§ Data

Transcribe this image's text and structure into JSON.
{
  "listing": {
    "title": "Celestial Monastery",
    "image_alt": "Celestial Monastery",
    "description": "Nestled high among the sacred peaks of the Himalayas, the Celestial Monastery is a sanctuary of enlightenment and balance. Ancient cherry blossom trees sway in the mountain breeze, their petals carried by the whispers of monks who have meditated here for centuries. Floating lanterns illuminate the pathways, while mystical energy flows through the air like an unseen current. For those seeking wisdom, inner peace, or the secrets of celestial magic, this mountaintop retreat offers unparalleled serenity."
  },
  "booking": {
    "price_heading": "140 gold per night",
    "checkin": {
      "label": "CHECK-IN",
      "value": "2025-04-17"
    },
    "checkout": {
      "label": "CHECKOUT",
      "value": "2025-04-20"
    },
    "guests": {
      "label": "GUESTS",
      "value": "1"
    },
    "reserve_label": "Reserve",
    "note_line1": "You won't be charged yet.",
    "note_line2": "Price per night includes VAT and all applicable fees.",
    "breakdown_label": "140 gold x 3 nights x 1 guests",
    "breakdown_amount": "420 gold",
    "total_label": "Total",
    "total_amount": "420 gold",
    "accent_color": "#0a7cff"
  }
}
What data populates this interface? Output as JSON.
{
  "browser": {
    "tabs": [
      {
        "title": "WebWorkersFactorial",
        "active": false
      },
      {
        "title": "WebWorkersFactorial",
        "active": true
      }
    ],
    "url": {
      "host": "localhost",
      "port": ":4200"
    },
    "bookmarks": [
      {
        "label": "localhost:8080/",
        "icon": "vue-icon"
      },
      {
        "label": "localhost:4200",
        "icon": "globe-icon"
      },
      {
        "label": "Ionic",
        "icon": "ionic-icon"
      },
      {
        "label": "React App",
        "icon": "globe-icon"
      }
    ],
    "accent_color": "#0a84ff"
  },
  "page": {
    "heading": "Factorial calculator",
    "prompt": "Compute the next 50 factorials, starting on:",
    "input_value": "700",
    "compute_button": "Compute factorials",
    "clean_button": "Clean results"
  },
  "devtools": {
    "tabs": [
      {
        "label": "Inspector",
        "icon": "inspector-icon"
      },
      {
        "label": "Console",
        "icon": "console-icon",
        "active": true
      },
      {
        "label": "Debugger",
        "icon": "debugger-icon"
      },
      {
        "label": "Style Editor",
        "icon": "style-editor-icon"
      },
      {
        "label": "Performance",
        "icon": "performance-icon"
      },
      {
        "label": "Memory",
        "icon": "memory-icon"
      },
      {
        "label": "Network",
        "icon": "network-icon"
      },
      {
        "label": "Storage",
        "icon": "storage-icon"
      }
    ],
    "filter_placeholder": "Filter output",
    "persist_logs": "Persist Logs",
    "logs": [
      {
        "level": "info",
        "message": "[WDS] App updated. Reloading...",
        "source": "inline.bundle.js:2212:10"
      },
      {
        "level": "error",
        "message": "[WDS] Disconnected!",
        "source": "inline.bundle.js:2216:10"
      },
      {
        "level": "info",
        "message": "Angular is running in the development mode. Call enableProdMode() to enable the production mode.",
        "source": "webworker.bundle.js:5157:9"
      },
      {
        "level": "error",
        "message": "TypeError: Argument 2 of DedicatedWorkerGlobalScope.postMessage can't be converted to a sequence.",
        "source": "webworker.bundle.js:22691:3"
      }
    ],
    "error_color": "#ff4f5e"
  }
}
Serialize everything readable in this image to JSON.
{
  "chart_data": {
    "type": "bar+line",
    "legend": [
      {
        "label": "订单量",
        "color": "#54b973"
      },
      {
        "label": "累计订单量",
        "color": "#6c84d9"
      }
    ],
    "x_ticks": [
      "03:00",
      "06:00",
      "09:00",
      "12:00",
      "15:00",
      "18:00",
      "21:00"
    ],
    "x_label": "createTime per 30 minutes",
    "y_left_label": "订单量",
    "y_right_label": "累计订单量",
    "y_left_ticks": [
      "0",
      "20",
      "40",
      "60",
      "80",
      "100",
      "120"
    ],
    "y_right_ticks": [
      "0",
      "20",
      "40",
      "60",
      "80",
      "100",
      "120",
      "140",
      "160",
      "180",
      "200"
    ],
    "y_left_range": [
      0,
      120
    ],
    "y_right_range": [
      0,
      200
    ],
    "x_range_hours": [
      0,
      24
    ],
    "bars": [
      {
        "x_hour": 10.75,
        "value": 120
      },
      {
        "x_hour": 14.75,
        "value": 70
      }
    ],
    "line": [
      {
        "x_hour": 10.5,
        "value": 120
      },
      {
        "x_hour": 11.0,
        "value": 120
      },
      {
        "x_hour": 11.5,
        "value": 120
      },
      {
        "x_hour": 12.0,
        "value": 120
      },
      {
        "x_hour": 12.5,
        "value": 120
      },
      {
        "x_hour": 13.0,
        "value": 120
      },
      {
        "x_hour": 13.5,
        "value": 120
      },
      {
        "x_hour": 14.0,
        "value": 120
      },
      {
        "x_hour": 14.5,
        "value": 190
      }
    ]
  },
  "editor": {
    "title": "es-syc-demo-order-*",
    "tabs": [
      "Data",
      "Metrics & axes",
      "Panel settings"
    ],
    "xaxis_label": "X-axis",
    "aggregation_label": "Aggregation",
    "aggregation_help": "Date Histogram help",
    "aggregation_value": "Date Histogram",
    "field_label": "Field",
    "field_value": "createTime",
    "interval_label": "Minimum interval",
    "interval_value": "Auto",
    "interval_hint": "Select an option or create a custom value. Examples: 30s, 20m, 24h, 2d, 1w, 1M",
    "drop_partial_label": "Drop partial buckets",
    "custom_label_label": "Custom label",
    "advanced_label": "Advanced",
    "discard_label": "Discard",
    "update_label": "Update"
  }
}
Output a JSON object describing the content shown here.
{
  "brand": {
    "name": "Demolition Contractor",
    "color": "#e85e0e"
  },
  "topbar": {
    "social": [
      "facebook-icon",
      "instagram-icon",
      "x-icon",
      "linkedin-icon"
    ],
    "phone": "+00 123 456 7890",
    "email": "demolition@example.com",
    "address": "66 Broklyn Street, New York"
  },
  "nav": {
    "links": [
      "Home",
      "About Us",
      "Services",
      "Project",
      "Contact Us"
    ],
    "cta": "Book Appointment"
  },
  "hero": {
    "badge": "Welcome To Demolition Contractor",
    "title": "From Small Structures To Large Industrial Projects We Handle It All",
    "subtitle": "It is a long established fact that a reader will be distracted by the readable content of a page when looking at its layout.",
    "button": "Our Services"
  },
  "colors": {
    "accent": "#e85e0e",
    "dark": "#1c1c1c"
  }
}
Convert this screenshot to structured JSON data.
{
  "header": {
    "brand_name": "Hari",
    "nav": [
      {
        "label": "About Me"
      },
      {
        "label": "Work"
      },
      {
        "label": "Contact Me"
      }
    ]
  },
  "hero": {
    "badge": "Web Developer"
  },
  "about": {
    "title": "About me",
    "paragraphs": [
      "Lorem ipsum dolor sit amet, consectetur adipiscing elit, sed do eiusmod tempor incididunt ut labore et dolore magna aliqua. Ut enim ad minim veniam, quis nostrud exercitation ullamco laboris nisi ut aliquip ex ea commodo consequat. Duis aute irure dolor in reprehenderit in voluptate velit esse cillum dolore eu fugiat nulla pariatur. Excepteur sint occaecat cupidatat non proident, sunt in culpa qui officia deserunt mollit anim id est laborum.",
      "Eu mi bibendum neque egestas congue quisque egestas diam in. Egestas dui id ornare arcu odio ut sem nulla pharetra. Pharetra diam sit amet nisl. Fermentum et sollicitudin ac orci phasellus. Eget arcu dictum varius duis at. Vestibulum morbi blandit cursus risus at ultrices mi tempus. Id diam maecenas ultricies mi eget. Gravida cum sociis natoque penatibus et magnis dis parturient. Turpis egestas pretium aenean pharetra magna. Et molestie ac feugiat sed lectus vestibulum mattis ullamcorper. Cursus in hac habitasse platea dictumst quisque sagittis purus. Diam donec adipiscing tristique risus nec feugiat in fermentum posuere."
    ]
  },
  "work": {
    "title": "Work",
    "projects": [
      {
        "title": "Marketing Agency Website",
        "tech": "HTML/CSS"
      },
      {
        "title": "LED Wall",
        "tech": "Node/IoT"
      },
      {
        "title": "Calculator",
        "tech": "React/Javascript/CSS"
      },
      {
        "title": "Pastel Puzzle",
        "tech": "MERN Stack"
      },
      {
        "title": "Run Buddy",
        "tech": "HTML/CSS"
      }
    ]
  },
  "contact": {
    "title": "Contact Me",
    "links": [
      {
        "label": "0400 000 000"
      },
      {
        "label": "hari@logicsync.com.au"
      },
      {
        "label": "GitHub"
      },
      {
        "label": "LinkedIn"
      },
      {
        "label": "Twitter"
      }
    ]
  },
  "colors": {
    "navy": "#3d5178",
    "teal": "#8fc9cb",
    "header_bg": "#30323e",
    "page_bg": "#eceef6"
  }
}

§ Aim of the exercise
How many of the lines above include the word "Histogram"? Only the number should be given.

§ Exercise solution
2